Required work - The lines to copy are those in the records below that hold the word "main".

Data -
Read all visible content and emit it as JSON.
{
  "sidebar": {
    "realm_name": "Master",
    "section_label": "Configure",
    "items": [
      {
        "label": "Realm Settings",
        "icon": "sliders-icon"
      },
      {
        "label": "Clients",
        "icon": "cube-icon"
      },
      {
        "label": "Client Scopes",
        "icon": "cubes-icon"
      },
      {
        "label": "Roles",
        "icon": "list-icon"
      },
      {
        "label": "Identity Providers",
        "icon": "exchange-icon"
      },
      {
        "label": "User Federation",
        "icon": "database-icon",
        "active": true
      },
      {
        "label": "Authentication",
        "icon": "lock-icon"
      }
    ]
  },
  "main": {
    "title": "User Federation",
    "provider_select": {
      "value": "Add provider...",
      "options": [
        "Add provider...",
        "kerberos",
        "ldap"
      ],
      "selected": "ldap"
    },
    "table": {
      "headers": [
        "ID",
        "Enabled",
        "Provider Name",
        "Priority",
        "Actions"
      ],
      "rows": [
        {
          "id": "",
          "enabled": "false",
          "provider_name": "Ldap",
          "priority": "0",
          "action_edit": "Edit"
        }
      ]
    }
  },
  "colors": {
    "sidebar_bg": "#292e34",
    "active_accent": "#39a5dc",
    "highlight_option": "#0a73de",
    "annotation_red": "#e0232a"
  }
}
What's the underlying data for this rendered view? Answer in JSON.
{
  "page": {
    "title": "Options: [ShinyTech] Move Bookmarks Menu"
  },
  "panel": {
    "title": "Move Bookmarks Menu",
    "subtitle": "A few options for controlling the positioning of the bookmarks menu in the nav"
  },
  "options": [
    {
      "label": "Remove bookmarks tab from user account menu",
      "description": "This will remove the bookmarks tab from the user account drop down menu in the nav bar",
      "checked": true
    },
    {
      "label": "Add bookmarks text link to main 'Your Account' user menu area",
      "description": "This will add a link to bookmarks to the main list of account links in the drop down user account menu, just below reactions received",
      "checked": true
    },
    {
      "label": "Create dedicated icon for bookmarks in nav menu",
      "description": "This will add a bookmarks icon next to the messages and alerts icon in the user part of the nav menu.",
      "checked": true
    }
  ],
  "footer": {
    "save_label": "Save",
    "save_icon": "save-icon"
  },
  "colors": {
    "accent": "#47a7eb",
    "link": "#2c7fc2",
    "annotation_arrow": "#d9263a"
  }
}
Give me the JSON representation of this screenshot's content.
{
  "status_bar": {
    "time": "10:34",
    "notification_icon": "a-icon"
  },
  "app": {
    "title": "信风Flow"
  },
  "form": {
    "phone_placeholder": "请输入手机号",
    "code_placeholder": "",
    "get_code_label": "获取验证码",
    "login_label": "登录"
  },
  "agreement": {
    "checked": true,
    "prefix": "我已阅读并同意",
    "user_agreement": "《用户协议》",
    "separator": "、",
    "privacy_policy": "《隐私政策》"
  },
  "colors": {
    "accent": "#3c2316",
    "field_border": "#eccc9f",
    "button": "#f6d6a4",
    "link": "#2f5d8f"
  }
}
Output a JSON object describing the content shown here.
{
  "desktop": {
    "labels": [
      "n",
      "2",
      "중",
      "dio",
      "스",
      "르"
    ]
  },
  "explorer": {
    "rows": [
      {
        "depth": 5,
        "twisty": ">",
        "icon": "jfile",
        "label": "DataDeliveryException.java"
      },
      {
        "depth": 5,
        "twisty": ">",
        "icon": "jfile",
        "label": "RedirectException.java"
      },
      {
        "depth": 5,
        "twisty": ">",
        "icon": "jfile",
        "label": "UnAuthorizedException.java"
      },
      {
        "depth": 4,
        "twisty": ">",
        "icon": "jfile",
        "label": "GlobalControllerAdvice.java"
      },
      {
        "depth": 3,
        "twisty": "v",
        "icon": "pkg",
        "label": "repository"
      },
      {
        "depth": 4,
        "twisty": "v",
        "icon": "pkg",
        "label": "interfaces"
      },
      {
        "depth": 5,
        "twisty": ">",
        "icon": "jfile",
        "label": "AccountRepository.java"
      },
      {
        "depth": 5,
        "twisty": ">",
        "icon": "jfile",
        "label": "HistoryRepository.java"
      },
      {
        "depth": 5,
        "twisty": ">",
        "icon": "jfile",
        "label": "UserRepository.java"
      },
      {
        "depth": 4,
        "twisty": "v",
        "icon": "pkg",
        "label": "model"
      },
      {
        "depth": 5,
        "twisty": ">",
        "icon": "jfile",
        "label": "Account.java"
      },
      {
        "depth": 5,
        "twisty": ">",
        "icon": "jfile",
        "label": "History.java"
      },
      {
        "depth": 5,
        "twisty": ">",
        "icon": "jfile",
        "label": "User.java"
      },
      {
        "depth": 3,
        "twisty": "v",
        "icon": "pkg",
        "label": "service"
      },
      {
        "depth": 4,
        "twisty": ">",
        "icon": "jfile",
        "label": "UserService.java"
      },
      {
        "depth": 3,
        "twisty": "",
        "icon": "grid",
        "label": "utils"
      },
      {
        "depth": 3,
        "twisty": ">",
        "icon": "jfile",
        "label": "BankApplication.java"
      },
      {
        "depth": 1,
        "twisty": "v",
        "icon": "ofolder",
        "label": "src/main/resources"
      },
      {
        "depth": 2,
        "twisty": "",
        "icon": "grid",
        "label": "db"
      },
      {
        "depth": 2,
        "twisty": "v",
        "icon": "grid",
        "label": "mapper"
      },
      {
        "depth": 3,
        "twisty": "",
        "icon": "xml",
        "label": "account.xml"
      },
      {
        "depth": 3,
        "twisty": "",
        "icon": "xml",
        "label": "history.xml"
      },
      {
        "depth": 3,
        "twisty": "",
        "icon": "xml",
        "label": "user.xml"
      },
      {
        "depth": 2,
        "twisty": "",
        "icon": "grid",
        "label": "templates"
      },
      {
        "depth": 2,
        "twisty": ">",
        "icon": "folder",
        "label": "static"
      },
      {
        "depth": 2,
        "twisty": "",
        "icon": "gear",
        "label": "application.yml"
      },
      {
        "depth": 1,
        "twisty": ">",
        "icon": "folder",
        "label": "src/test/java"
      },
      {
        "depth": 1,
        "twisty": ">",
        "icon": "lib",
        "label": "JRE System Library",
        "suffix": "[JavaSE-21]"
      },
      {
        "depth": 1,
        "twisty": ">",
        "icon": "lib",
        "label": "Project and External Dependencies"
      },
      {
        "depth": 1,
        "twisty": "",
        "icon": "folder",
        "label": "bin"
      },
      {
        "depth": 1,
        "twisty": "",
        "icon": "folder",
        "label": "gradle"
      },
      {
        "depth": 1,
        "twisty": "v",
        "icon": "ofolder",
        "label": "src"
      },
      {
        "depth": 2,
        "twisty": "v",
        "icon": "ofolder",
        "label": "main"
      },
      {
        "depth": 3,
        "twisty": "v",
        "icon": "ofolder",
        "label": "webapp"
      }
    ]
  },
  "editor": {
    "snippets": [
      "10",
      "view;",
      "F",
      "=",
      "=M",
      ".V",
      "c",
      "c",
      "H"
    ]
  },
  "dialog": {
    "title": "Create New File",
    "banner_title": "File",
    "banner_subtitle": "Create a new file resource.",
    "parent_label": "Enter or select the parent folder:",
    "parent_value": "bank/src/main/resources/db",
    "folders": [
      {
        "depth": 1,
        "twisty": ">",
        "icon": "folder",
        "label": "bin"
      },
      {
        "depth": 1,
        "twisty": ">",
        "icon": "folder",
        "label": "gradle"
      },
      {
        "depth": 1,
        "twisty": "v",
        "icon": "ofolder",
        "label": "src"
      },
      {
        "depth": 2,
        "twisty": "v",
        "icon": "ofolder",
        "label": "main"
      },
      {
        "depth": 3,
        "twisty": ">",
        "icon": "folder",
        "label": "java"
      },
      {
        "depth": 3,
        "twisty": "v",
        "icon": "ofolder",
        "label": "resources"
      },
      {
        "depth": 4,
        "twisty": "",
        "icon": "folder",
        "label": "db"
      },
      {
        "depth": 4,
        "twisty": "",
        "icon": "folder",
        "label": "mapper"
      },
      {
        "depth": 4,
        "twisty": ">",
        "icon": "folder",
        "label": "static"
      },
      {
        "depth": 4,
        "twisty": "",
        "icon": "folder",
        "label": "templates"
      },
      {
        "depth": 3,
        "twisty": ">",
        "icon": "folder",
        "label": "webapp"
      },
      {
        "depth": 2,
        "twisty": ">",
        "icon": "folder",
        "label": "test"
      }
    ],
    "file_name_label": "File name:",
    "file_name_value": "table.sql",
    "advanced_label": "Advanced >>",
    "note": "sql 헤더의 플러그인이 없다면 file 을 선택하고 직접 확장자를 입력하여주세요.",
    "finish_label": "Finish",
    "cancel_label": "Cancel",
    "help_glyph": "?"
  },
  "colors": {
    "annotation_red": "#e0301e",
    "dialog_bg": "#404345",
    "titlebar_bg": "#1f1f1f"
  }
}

Response to this exercise -
  "main": {
      "label": "Add bookmarks text link to main 'Your Account' user menu area",
      "description": "This will add a link to bookmarks to the main list of account links in the drop down user account menu, just below reactions received",
        "label": "src/main/resources"
        "label": "main"
    "parent_value": "bank/src/main/resources/db",
        "label": "main"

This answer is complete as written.